Strict regulations would likely speed the shutdown of coal-fired plants, impacting states and regions heavily dependent on the fuel. The surge of cheap natural gas, coupled with other power plant regulations, has already put coal on the ropes, causing its U.S. market share to dwindle.
A recent Duke University study said new air regulations could make as many as two-thirds of all U.S. coal plants as expensive as natural gas-powered plants, accelerating a fuel shift that could create challenges in 20 states that generate more than half of their energy from coal. Kentucky and West Virginia are each more than 90 percent coal-fueled.
Obama aims to use natural gas and renewable energy to replace that lost generation. Some experts fear the transition will be bumpy.
Because of divergent state interests and rules for siting transmission, it’s still difficult to send new sources of renewable energy where it’s needed most. As a result, sparsely populated states with high wind potential — Montana or Wyoming, for instance — have trouble marketing their resources.
“States are going to have to find a way to come together and site transmission lines,” said Brydon Ross, a policy analyst at the Council of State Governments. “That really is the missing link in some of these renewable goals.”
At the same time, wind and solar energy is less reliable; the sun doesn’t always shine and the wind’s not always blowing. Though researchers are working on ways to deal with that — through storage technology and integrating backup fuels, such as natural gas — large spikes in demand could lead to hiccups on a grid with less coal power.

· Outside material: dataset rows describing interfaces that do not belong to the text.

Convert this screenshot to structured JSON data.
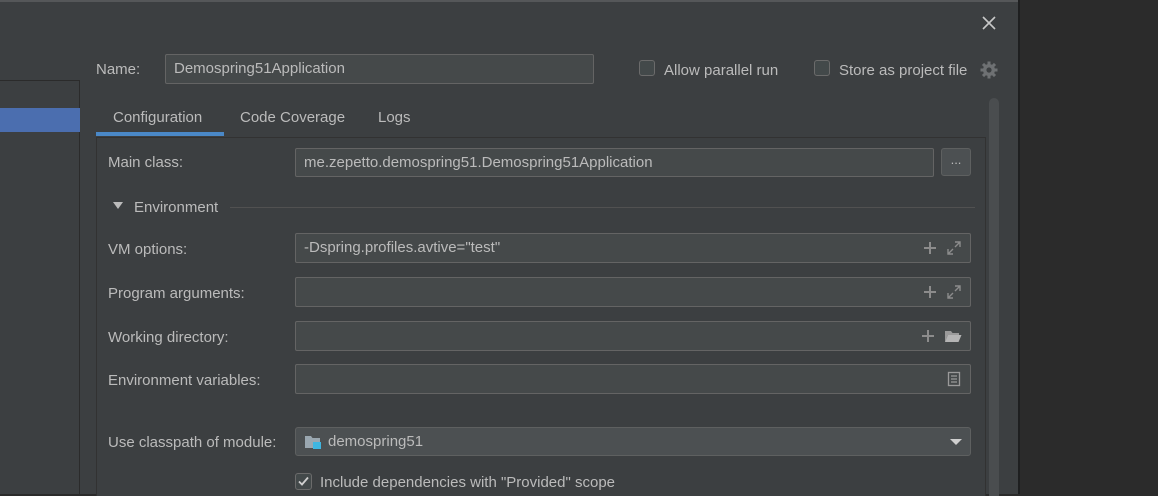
{
  "header": {
    "name_label": "Name:",
    "name_value": "Demospring51Application",
    "allow_parallel_label": "Allow parallel run",
    "store_project_label": "Store as project file"
  },
  "tabs": [
    {
      "label": "Configuration",
      "active": true
    },
    {
      "label": "Code Coverage",
      "active": false
    },
    {
      "label": "Logs",
      "active": false
    }
  ],
  "config": {
    "main_class_label": "Main class:",
    "main_class_value": "me.zepetto.demospring51.Demospring51Application",
    "browse_label": "...",
    "environment_label": "Environment",
    "vm_options_label": "VM options:",
    "vm_options_value": "-Dspring.profiles.avtive=\"test\"",
    "program_args_label": "Program arguments:",
    "program_args_value": "",
    "working_dir_label": "Working directory:",
    "working_dir_value": "",
    "env_vars_label": "Environment variables:",
    "env_vars_value": "",
    "classpath_label": "Use classpath of module:",
    "classpath_value": "demospring51",
    "include_provided_label": "Include dependencies with \"Provided\" scope",
    "include_provided_checked": true
  },
  "colors": {
    "accent": "#4a88c7",
    "selection": "#4b6eaf",
    "panel_bg": "#3c3f41",
    "field_bg": "#45494a"
  },
  "icons": [
    "close-icon",
    "gear-icon",
    "plus-icon",
    "expand-icon",
    "folder-open-icon",
    "document-icon",
    "module-folder-icon",
    "chevron-down-icon",
    "check-icon",
    "triangle-down-icon"
  ]
}
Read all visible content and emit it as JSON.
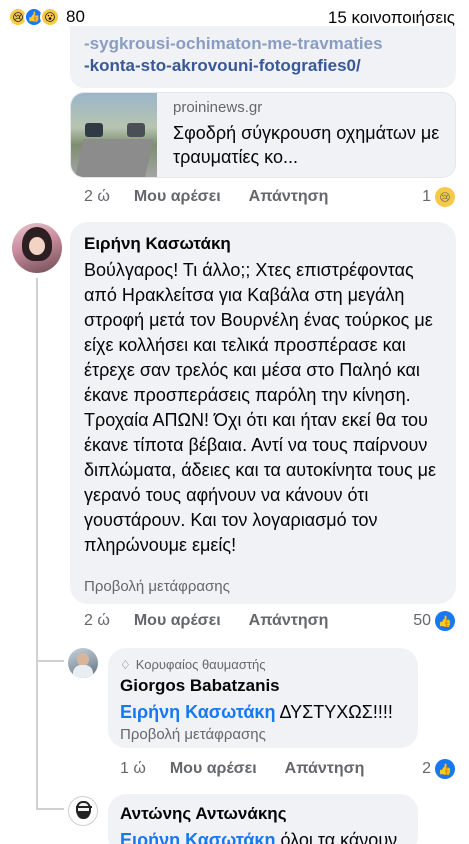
{
  "header": {
    "reactions": [
      {
        "icon": "sad-reaction-icon",
        "glyph": "😢"
      },
      {
        "icon": "like-reaction-icon",
        "glyph": "👍"
      },
      {
        "icon": "wow-reaction-icon",
        "glyph": "😮"
      }
    ],
    "reaction_count": "80",
    "shares": "15 κοινοποιήσεις"
  },
  "previous_comment": {
    "link_text_partial": "-sygkrousi-ochimaton-me-travmaties",
    "link_text": "-konta-sto-akrovouni-fotografies0/",
    "preview": {
      "source": "proininews.gr",
      "title": "Σφοδρή σύγκρουση οχημάτων με τραυματίες κο..."
    },
    "time": "2 ώ",
    "like_label": "Μου αρέσει",
    "reply_label": "Απάντηση",
    "reaction_count": "1",
    "reaction_icon": "😢"
  },
  "comment_1": {
    "author": "Ειρήνη Κασωτάκη",
    "text": "Βούλγαρος! Τι άλλο;; Χτες επιστρέφοντας από Ηρακλείτσα για Καβάλα στη μεγάλη στροφή μετά τον Βουρνέλη ένας τούρκος με είχε κολλήσει και τελικά προσπέρασε και έτρεχε σαν τρελός και μέσα στο Παληό και έκανε προσπεράσεις παρόλη την κίνηση. Τροχαία ΑΠΩΝ! Όχι ότι και ήταν εκεί θα του έκανε τίποτα βέβαια. Αντί να τους παίρνουν διπλώματα, άδειες και τα αυτοκίνητα τους με γερανό τους αφήνουν να κάνουν ότι γουστάρουν. Και τον λογαριασμό τον πληρώνουμε εμείς!",
    "see_translation": "Προβολή μετάφρασης",
    "time": "2 ώ",
    "like_label": "Μου αρέσει",
    "reply_label": "Απάντηση",
    "reaction_count": "50",
    "reaction_icon": "👍"
  },
  "reply_1": {
    "badge": "Κορυφαίος θαυμαστής",
    "badge_icon": "♢",
    "author": "Giorgos Babatzanis",
    "mention": "Ειρήνη Κασωτάκη",
    "text": " ΔΥΣΤΥΧΩΣ!!!!",
    "see_translation": "Προβολή μετάφρασης",
    "time": "1 ώ",
    "like_label": "Μου αρέσει",
    "reply_label": "Απάντηση",
    "reaction_count": "2",
    "reaction_icon": "👍"
  },
  "reply_2": {
    "author": "Αντώνης Αντωνάκης",
    "mention": "Ειρήνη Κασωτάκη",
    "text": " όλοι τα κάνουν"
  }
}
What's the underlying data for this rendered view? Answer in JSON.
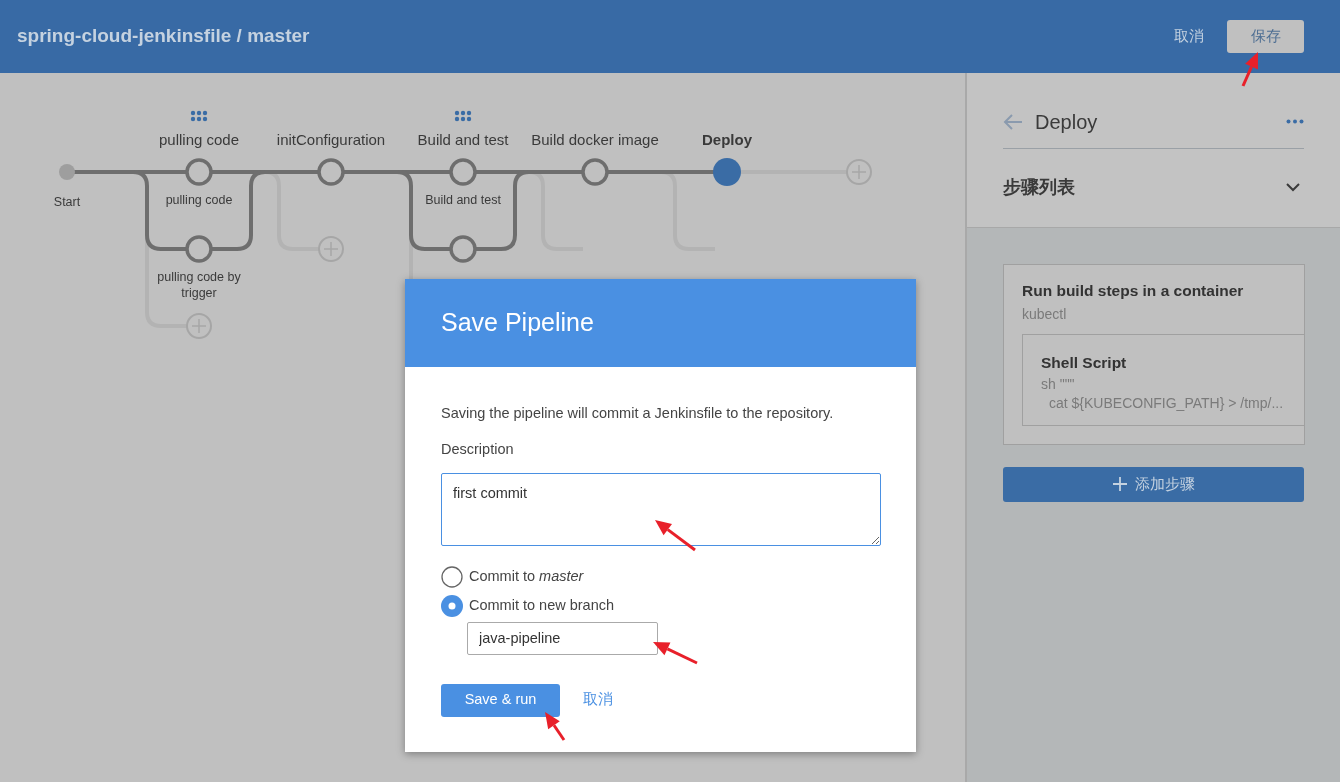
{
  "header": {
    "title": "spring-cloud-jenkinsfile / master",
    "cancel": "取消",
    "save": "保存"
  },
  "pipeline": {
    "start": "Start",
    "stages": [
      {
        "name": "pulling code",
        "selected": false,
        "branches": [
          {
            "kind": "labeled",
            "label": "pulling code"
          },
          {
            "kind": "labeled",
            "label": "pulling code by trigger"
          }
        ]
      },
      {
        "name": "initConfiguration",
        "selected": false
      },
      {
        "name": "Build and test",
        "selected": false,
        "branches": [
          {
            "kind": "labeled",
            "label": "Build and test"
          },
          {
            "kind": "unlabeled"
          }
        ]
      },
      {
        "name": "Build docker image",
        "selected": false
      },
      {
        "name": "Deploy",
        "selected": true
      }
    ]
  },
  "sidebar": {
    "title": "Deploy",
    "section": "步骤列表",
    "expanded": true,
    "steps": [
      {
        "title": "Run build steps in a container",
        "detail": "kubectl",
        "children": [
          {
            "title": "Shell Script",
            "lines": [
              "sh \"\"\"",
              "cat ${KUBECONFIG_PATH} > /tmp/..."
            ]
          }
        ]
      }
    ],
    "add_step": "添加步骤"
  },
  "dialog": {
    "title": "Save Pipeline",
    "message": "Saving the pipeline will commit a Jenkinsfile to the repository.",
    "description_label": "Description",
    "description": "first commit",
    "options": [
      {
        "label": "Commit to *master*",
        "selected": false
      },
      {
        "label": "Commit to new branch",
        "selected": true,
        "value": "java-pipeline"
      }
    ],
    "primary": "Save & run",
    "cancel": "取消"
  }
}
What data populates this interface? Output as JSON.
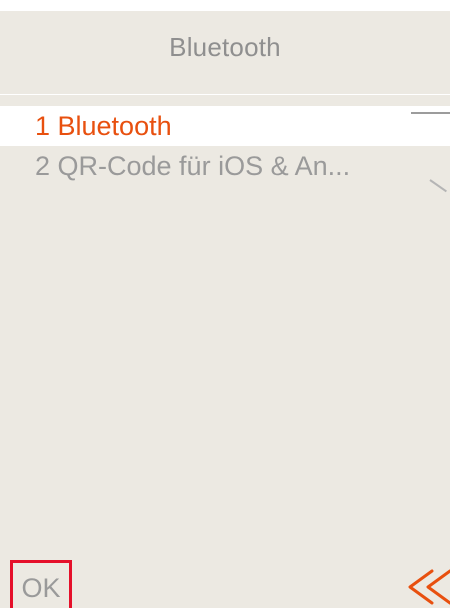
{
  "header": {
    "title": "Bluetooth"
  },
  "menu": {
    "items": [
      {
        "label": "1 Bluetooth",
        "selected": true
      },
      {
        "label": "2 QR-Code für iOS & An...",
        "selected": false
      }
    ]
  },
  "footer": {
    "ok_label": "OK",
    "back_icon": "double-chevron-left-icon"
  },
  "colors": {
    "background": "#ece9e2",
    "accent": "#e8500f",
    "text_muted": "#9a9a9a",
    "highlight_border": "#e5102a"
  }
}
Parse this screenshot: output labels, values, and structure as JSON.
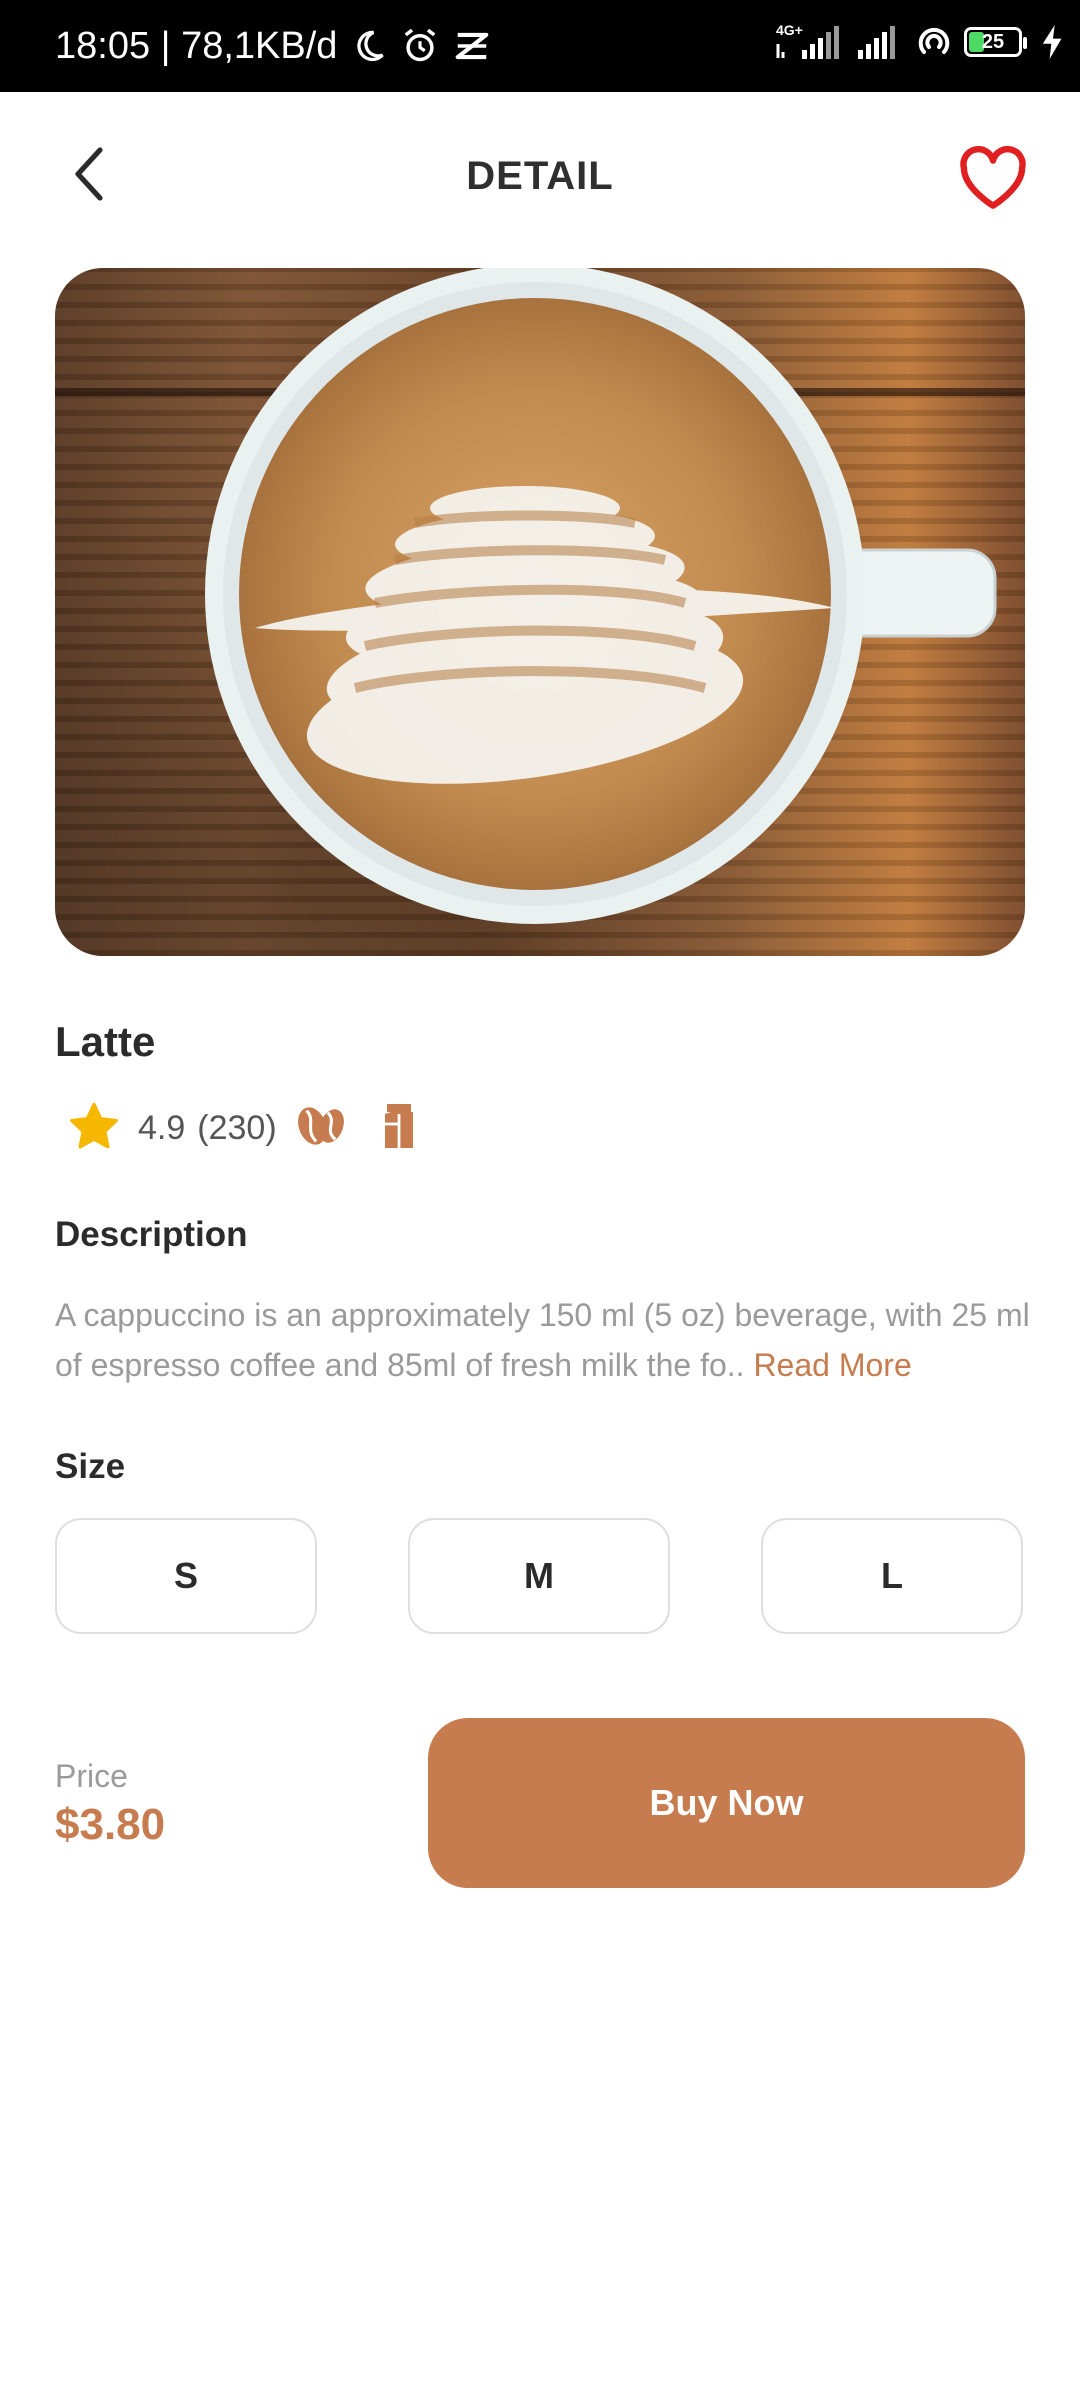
{
  "status_bar": {
    "time_info": "18:05 | 78,1KB/d",
    "network": "4G+",
    "battery": "25",
    "icons": [
      "moon-icon",
      "alarm-icon",
      "nfc-icon",
      "signal-icon",
      "signal-icon",
      "hotspot-icon",
      "battery-icon",
      "charging-icon"
    ]
  },
  "header": {
    "title": "DETAIL",
    "back_icon": "chevron-left-icon",
    "favorite_icon": "heart-outline-icon"
  },
  "product": {
    "name": "Latte",
    "rating": "4.9",
    "rating_count": "(230)",
    "feature_icons": [
      "coffee-bean-icon",
      "milk-carton-icon"
    ]
  },
  "description": {
    "title": "Description",
    "text": "A cappuccino is an approximately 150 ml (5 oz) beverage, with 25 ml of espresso coffee and 85ml of fresh milk the fo..",
    "read_more": "Read More"
  },
  "size": {
    "title": "Size",
    "options": [
      "S",
      "M",
      "L"
    ]
  },
  "checkout": {
    "price_label": "Price",
    "price": "$3.80",
    "buy_label": "Buy Now"
  },
  "colors": {
    "accent": "#c67c4e",
    "favorite": "#e02020",
    "star": "#f6b700",
    "status_bar": "#000000"
  }
}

On the natural gas side, pipelines and other infrastructure ill-equipped to meet demand spikes have led to reliability troubles in Texas and other states.
“You have to have a more robust electric grid,” said Kansas state Rep. Tom Sloan, a Republican and expert in energy planning. He said that includes improving efficiency and looking into microgrids — local systems typically fueled by a mix of fossil fuels, renewable energy and batteries that can sometimes run without inputs from large utilities.
Sloan is pitching an interstate compact, overseen by the Council of State Governments, to help states coordinate transmission siting.
But until legislatures sign onto the compact and grid technology evolves, Sloan fears that new regulations will threaten reliability not only in Kansas, which runs on more than 70 percent coal, but the surrounding region, too.
Also, experts point out that climate change, the very phenomenon Obama’s plan seeks to thwart, is wreaking havoc on the nation’s grid. Related events like storms, sea level rise, drought and wildfires have damaged energy infrastructure, strained fuel production and caused outages.
The U.S. Department of Energy detailed those vulnerabilities in a 229-page report released Thursday. Obama has called for more money to strengthen that infrastructure.
Mirzakhalili, the Delaware air chief, worries such concerns about the new regulations, along with political pressure, will lead EPA to write watered-down air rules, leaving his state’s problems unsolved.
“If flexibility means keeping the status quo,” he said, “that’s not going to be productive.
Obama’s plan will almost certainly face another obstacle: litigation. The EPA in recent years has been caught in the middle of an interstate tug-of-war on several air rules, drawing challenges on both ends — from states alleging too much action and others saying the federal government hasn’t done enough.
One case, concerning the EPA’s cross-state air pollution rule which Northeast states championed, will be argued in the U.S. Supreme Court next term.
Few, if any, followers expect the new rules to stay free of the courts.
Nonetheless, regulators in most states — even those that may litigate — will craft and pitch their plans, knowing that utilities would be hard-pressed to function without the guidance, said Bill Becker, head of the National Association of Clean Air Agencies.
“The fact is, the president is moving forward and many states are interested in preparing themselves,” he said. “The train has left the station.”
Stateline is a non-partisan, non-profit news service of the Pew Charitable Trusts that provides daily reporting and analysis on trends in state policy.